If a line in the records below contains the word "Onboard", copy it out.

#### SUPPLIED DATA

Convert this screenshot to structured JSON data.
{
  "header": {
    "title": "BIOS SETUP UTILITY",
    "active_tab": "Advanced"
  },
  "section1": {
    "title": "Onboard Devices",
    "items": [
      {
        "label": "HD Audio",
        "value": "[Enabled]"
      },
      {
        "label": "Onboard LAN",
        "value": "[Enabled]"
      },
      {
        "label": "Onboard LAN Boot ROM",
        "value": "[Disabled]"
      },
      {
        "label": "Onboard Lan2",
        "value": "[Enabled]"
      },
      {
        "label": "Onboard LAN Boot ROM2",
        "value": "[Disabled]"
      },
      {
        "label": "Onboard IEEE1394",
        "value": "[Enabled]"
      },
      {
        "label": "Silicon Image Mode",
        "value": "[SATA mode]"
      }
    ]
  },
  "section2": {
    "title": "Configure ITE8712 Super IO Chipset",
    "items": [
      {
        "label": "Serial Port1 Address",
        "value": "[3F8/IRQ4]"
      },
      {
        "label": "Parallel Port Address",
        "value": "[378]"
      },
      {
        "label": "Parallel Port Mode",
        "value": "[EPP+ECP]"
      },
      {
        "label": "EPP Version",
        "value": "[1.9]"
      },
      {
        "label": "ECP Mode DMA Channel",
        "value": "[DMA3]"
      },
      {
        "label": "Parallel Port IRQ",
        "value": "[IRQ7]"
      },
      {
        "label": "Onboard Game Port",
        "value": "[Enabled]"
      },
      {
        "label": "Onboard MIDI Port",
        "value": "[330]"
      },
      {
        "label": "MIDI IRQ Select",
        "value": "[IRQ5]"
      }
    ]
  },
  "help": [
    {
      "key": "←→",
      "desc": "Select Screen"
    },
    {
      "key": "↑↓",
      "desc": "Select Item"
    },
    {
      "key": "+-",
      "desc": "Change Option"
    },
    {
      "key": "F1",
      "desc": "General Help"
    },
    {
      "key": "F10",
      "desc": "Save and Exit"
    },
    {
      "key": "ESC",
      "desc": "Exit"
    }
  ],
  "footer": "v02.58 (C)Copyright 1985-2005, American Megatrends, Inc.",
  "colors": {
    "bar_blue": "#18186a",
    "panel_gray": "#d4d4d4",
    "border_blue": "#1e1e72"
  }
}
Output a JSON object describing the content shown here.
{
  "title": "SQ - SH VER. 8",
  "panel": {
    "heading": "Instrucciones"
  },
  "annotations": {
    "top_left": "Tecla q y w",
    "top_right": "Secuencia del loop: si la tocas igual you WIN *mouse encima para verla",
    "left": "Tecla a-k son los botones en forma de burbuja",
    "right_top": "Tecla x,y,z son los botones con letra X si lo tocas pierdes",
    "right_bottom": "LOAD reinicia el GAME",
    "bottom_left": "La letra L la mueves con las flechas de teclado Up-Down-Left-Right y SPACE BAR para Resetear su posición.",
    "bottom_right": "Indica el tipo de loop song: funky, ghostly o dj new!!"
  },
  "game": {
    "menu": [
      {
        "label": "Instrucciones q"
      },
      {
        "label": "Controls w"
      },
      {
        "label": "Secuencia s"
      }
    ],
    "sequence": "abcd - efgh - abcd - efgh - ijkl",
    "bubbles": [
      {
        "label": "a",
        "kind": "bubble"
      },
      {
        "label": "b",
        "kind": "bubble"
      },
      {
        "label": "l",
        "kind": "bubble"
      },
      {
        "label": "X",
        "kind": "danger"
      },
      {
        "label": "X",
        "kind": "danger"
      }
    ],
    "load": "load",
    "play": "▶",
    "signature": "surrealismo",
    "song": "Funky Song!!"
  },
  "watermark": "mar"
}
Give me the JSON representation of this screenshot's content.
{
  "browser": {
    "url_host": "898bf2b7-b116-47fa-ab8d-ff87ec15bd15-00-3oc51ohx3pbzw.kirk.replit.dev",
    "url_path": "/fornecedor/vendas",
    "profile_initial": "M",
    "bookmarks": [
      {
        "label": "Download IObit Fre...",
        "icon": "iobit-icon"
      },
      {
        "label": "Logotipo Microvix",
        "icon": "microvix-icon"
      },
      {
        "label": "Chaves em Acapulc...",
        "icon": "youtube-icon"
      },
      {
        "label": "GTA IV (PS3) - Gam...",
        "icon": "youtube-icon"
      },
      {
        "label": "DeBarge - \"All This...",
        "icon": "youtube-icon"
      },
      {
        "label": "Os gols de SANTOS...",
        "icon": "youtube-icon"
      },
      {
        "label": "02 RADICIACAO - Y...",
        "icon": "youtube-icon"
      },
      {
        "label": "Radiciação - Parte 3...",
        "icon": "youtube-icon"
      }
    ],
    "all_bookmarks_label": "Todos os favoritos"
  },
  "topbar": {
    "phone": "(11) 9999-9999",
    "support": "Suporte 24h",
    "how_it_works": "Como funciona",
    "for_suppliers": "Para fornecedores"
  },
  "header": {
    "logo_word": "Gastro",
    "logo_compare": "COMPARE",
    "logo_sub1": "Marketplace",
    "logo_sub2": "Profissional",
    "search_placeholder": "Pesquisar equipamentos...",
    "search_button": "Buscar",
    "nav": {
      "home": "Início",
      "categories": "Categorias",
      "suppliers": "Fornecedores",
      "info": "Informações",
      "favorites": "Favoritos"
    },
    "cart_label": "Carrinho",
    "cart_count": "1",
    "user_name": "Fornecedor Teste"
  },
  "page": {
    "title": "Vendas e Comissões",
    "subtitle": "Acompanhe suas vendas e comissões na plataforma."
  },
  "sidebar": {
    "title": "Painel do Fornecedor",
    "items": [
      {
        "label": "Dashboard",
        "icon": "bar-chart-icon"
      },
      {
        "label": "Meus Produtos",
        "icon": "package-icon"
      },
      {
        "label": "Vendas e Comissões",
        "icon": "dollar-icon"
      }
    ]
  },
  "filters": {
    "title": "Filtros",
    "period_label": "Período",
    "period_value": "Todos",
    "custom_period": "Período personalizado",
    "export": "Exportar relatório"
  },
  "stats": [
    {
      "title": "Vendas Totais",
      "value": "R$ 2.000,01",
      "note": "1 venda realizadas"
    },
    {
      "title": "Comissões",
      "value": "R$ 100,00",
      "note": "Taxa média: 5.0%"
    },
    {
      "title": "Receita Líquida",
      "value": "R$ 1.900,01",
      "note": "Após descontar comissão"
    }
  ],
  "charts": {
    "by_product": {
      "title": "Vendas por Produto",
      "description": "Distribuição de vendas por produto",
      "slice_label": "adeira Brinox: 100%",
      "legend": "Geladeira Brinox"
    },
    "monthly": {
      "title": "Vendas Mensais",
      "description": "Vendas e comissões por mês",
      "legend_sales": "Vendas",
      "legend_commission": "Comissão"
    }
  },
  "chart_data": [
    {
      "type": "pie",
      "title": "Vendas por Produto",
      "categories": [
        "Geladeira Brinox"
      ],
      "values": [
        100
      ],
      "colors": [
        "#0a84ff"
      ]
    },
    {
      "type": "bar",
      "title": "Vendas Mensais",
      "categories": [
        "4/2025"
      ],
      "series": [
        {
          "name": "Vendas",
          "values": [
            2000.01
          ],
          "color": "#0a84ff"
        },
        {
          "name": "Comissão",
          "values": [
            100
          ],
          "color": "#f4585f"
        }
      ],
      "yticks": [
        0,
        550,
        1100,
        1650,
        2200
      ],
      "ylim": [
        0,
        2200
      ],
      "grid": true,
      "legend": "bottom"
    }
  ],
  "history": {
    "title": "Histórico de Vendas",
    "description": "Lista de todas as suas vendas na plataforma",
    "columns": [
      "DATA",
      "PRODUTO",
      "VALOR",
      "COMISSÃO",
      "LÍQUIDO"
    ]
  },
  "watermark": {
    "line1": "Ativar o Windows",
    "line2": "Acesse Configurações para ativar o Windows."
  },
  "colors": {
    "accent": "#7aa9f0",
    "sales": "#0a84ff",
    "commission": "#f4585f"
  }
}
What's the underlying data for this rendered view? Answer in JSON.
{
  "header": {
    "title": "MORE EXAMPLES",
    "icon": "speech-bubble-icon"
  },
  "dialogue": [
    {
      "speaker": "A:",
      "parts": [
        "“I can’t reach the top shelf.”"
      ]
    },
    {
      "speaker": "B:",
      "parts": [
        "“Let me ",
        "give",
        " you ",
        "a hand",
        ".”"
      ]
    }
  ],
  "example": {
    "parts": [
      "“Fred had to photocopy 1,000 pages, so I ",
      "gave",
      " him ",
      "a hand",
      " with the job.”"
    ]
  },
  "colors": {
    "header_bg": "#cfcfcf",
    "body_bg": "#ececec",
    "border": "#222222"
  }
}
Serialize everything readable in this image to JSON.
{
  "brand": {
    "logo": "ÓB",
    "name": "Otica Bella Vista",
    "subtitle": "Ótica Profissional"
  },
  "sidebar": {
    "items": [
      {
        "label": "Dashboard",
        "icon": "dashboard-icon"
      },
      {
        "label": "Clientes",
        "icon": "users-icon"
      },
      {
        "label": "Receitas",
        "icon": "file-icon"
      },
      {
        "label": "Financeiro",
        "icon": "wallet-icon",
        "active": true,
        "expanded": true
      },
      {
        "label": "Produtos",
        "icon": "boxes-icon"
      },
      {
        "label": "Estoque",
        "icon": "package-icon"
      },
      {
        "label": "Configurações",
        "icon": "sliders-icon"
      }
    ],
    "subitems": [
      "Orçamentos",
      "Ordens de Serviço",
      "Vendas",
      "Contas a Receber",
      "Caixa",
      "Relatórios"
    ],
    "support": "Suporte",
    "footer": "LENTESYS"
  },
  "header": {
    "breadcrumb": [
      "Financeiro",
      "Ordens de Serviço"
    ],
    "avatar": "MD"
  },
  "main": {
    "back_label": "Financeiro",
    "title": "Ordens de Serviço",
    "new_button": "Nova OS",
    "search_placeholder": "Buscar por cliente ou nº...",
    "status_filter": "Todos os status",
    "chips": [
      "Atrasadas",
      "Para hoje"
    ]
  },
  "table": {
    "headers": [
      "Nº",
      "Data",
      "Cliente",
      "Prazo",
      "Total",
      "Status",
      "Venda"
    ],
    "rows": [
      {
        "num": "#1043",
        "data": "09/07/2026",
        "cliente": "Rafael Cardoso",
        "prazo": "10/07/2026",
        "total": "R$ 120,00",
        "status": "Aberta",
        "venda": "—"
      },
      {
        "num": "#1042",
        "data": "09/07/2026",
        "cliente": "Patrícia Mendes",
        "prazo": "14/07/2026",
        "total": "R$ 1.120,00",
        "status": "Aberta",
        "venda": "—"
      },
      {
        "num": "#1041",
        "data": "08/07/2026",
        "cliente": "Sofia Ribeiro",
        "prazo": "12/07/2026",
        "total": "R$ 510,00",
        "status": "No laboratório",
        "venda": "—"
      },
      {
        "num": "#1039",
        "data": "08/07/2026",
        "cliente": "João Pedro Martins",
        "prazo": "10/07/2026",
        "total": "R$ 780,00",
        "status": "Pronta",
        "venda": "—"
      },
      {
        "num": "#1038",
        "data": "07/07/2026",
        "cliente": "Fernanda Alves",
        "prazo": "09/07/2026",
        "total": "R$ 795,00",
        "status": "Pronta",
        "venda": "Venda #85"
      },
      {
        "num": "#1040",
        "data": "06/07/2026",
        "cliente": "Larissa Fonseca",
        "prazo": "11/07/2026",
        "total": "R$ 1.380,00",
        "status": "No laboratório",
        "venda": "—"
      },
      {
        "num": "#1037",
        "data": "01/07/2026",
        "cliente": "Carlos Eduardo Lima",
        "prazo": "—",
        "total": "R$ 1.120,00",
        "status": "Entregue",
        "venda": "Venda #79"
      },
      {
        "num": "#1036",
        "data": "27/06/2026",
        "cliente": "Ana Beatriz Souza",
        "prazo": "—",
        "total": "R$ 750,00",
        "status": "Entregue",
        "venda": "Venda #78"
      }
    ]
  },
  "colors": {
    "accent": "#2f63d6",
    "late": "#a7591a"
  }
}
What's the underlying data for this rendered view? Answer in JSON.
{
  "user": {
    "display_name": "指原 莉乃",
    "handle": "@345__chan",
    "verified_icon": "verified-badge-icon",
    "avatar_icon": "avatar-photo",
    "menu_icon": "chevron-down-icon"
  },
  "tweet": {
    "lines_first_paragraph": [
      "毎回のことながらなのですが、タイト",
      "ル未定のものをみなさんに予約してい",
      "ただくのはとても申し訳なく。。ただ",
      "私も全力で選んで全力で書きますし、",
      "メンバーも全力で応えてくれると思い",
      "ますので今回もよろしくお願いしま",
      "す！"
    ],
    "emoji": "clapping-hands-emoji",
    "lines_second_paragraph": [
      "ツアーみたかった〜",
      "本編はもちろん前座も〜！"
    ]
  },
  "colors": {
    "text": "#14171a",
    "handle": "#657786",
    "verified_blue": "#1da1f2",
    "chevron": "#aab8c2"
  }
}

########

YOUR RESPONSE >>
    "title": "Onboard Devices",
        "label": "Onboard LAN",
        "label": "Onboard LAN Boot ROM",
        "label": "Onboard Lan2",
        "label": "Onboard LAN Boot ROM2",
        "label": "Onboard IEEE1394",
        "label": "Onboard Game Port",
        "label": "Onboard MIDI Port",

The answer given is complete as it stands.